A crucial part of rocket reusability is a smooth return and landing. ESA has helped Romania’s National Institute for Aerospace Research, INCAS, to demonstrate vertical takeoff, short hovering and landing maneuvers using a small-scale flight demonstrator.
This 60 kg platform has landing legs and is powered by a turbo jet 0.9 kN-class engine. It is capable of
Blue Origin is set to return to active flight today, after a hiatus of nearly a year since its last launch in December 2019. Today’s launch is a mission for the company’s New Shepard reusable sub-orbital rocket – a record-setting sixth flight for this particular rocket, which first flew and landed back in December 2017. Today’s launch includes a system design to test elements of NASA’s Deorbit, Descent and Landing Sensor technology, which will provide key automation for use in future landers for the Moon and Mars that will be able to intelligently identify and avoid potential hazards on target landing zones.
This test will include recover of both the rocket and the capsule for the New Shepard launch vehicle. The Rocket will land back at the West Texas launch and landing site with a controlled, engine-powered descent, and the capsule will descend via parachute. The capsule will contain a
Private contractor Sierra Nevada Corporation (SNC) invested heavily in its space systems division, especially as it sees NASA and other companies building infrastructure in orbit.

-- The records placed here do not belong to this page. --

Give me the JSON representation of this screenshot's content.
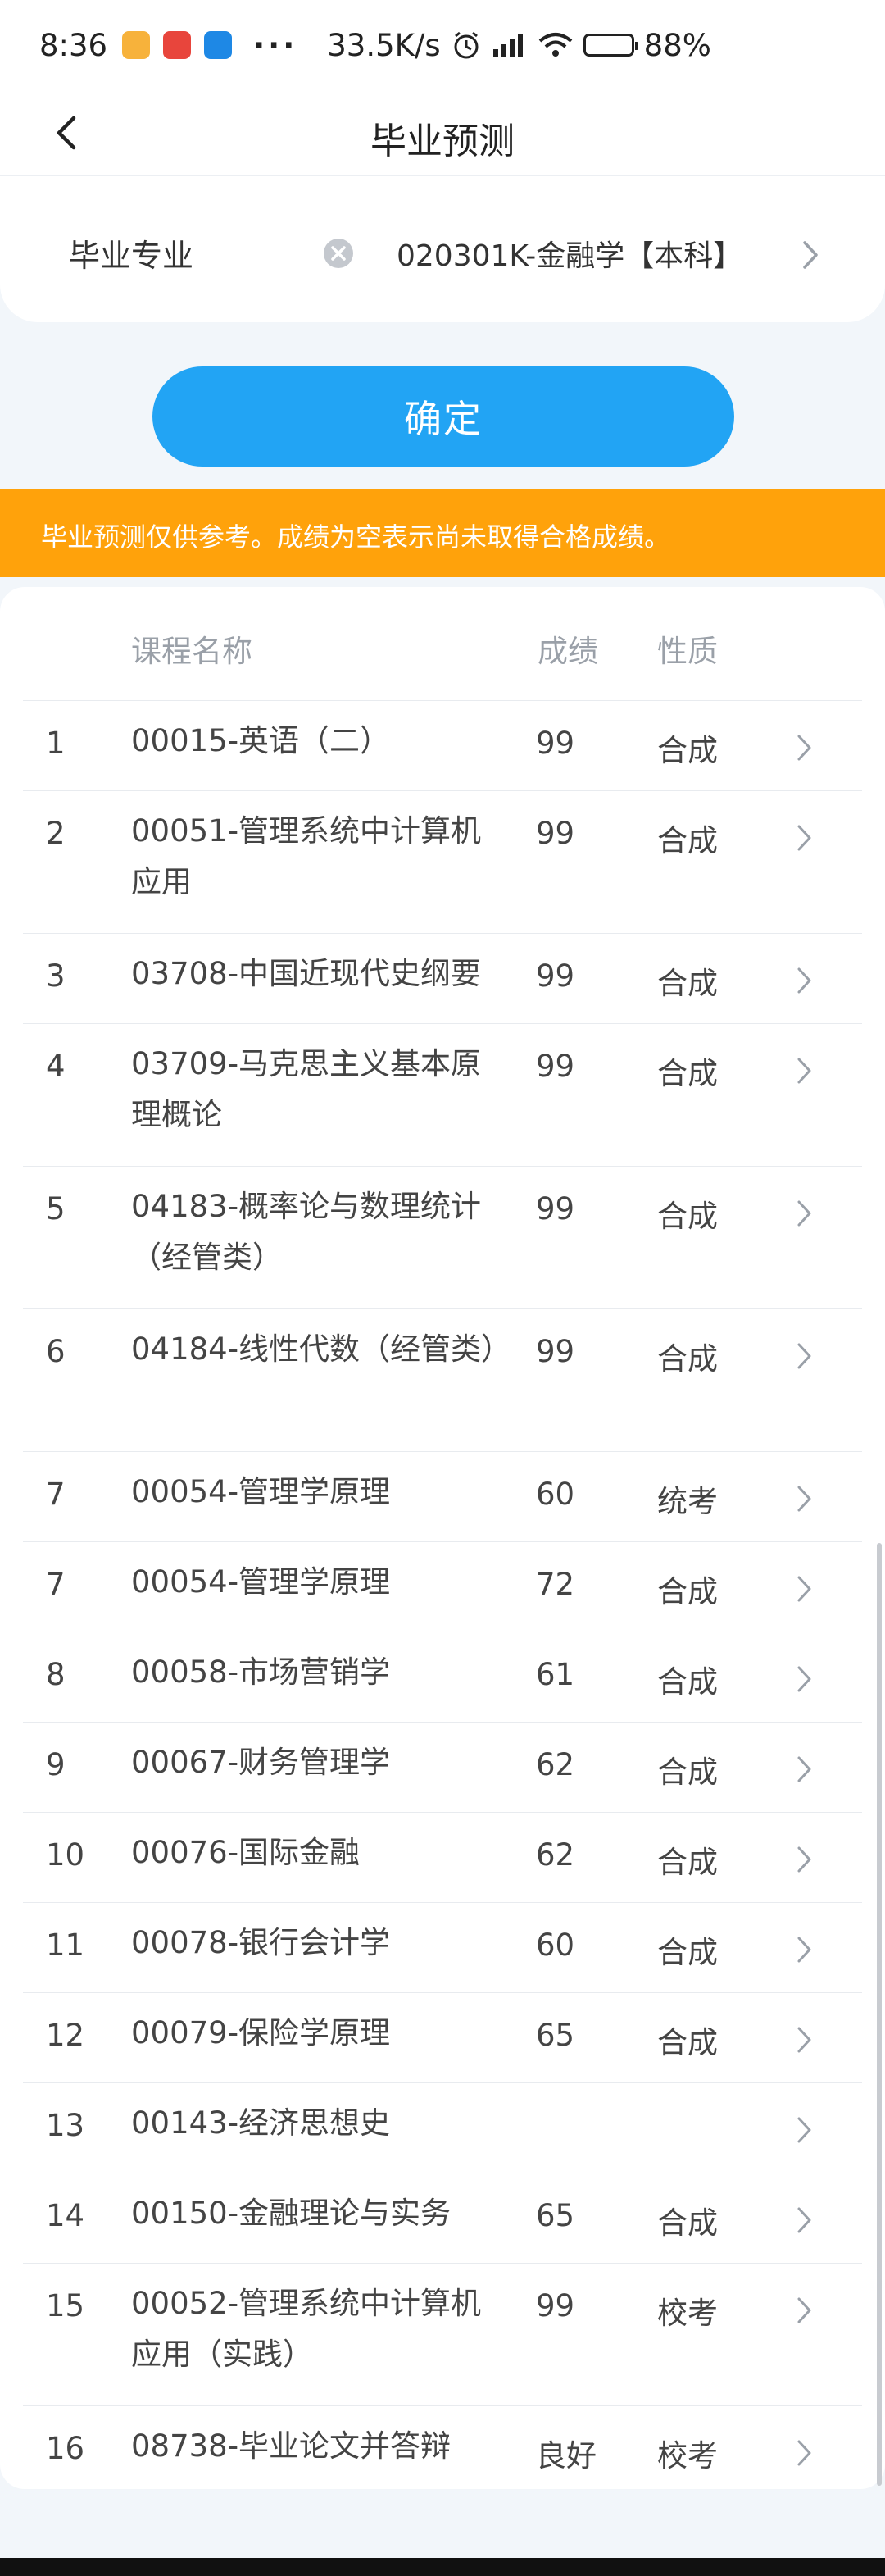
{
  "status_bar": {
    "time": "8:36",
    "dots": "···",
    "net_speed": "33.5K/s",
    "battery": "88%",
    "colors": {
      "app1": "#f7b23b",
      "app2": "#e8453c",
      "app3": "#1e88e5"
    }
  },
  "header": {
    "title": "毕业预测"
  },
  "major": {
    "label": "毕业专业",
    "value": "020301K-金融学【本科】"
  },
  "confirm_label": "确定",
  "notice": "毕业预测仅供参考。成绩为空表示尚未取得合格成绩。",
  "table": {
    "headers": {
      "name": "课程名称",
      "score": "成绩",
      "nature": "性质"
    },
    "rows": [
      {
        "idx": "1",
        "name": "00015-英语（二）",
        "score": "99",
        "nature": "合成"
      },
      {
        "idx": "2",
        "name": "00051-管理系统中计算机应用",
        "score": "99",
        "nature": "合成"
      },
      {
        "idx": "3",
        "name": "03708-中国近现代史纲要",
        "score": "99",
        "nature": "合成"
      },
      {
        "idx": "4",
        "name": "03709-马克思主义基本原理概论",
        "score": "99",
        "nature": "合成"
      },
      {
        "idx": "5",
        "name": "04183-概率论与数理统计（经管类）",
        "score": "99",
        "nature": "合成"
      },
      {
        "idx": "6",
        "name": "04184-线性代数（经管类）",
        "score": "99",
        "nature": "合成"
      },
      {
        "idx": "7",
        "name": "00054-管理学原理",
        "score": "60",
        "nature": "统考"
      },
      {
        "idx": "7",
        "name": "00054-管理学原理",
        "score": "72",
        "nature": "合成"
      },
      {
        "idx": "8",
        "name": "00058-市场营销学",
        "score": "61",
        "nature": "合成"
      },
      {
        "idx": "9",
        "name": "00067-财务管理学",
        "score": "62",
        "nature": "合成"
      },
      {
        "idx": "10",
        "name": "00076-国际金融",
        "score": "62",
        "nature": "合成"
      },
      {
        "idx": "11",
        "name": "00078-银行会计学",
        "score": "60",
        "nature": "合成"
      },
      {
        "idx": "12",
        "name": "00079-保险学原理",
        "score": "65",
        "nature": "合成"
      },
      {
        "idx": "13",
        "name": "00143-经济思想史",
        "score": "",
        "nature": ""
      },
      {
        "idx": "14",
        "name": "00150-金融理论与实务",
        "score": "65",
        "nature": "合成"
      },
      {
        "idx": "15",
        "name": "00052-管理系统中计算机应用（实践）",
        "score": "99",
        "nature": "校考"
      },
      {
        "idx": "16",
        "name": "08738-毕业论文并答辩",
        "score": "良好",
        "nature": "校考"
      }
    ]
  },
  "colors": {
    "accent": "#22a4f4",
    "notice_bg": "#ffa20b",
    "page_bg": "#f2f6fa"
  }
}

The crown jewel of SNC’s space portfolio is Dream Chaser: A reusable spacecraft that is built to launch atop a traditional rocket and land on a runway like an airplane.
“We view the Dream Chaser as something that eventually in low Earth orbit will be providing transportation, logistics and crew for everybody,” Steve Lindsey, SNC’s senior vice president of strategy space systems, told CNBC.
Sierra Nevada Corporation is best known as a private aerospace and national security contractor – but the company is investing heavily in its space systems division, especially as it sees NASA and other companies building infrastructure in orbit.
Roscosmos is moving ahead with plans to build Russia’s first reusable rocket. Glancing at the design, it appears the Russian space agency doesn’t feel the need to reinvent the wheel, given the vehicle’s uncanny resemblance to the SpaceX Falcon 9.
Roscosmos signed a contract with the Progress Rocket Space Centre to sketch out a preliminary design for the Amur-SPG reusable rocket, reports Russian news agency TASS. The inaugural launch is planned for 2026, when the methane-powered rocket will take off from the Vostochny spaceport in eastern Russia. Roscomos is hoping for individual launch costs no greater than $22 million, with the total cost of developing the system at around $880 million.
As Ars Technica space reporter Eric Berger rightly pointed out in a recent tweet, the new design seems uncomfortably recognizable.
The Chinese government has announced the safe return of a reusable spacecraft, called Chongfu Shiyong Shiyan Hangtian Qi (CSSHQ), to Earth, after spending two days in orbit.
The unmanned spacecraft was launched on Friday, September 4th, 2020, from the Jiuquan Satelite Launch Center in northwest China’s section of the Gobi Desert, before safely returning to its scheduled landing site. The spacecraft’s purpose was reportedly to test reusable technologies that will provide ‘technological support for the peaceful use of space’, although no information about what technologies were tested has been made public.
Adding to this, no pictures nor information of the spacecraft itself have been released into the press either, although the Chinese government did say that it was launched via a Long March-2F carrier rocket. This makes CSSHQ the 14th mission for the rocket, also used by the Chinese to send astronauts into orbit, as well as its own space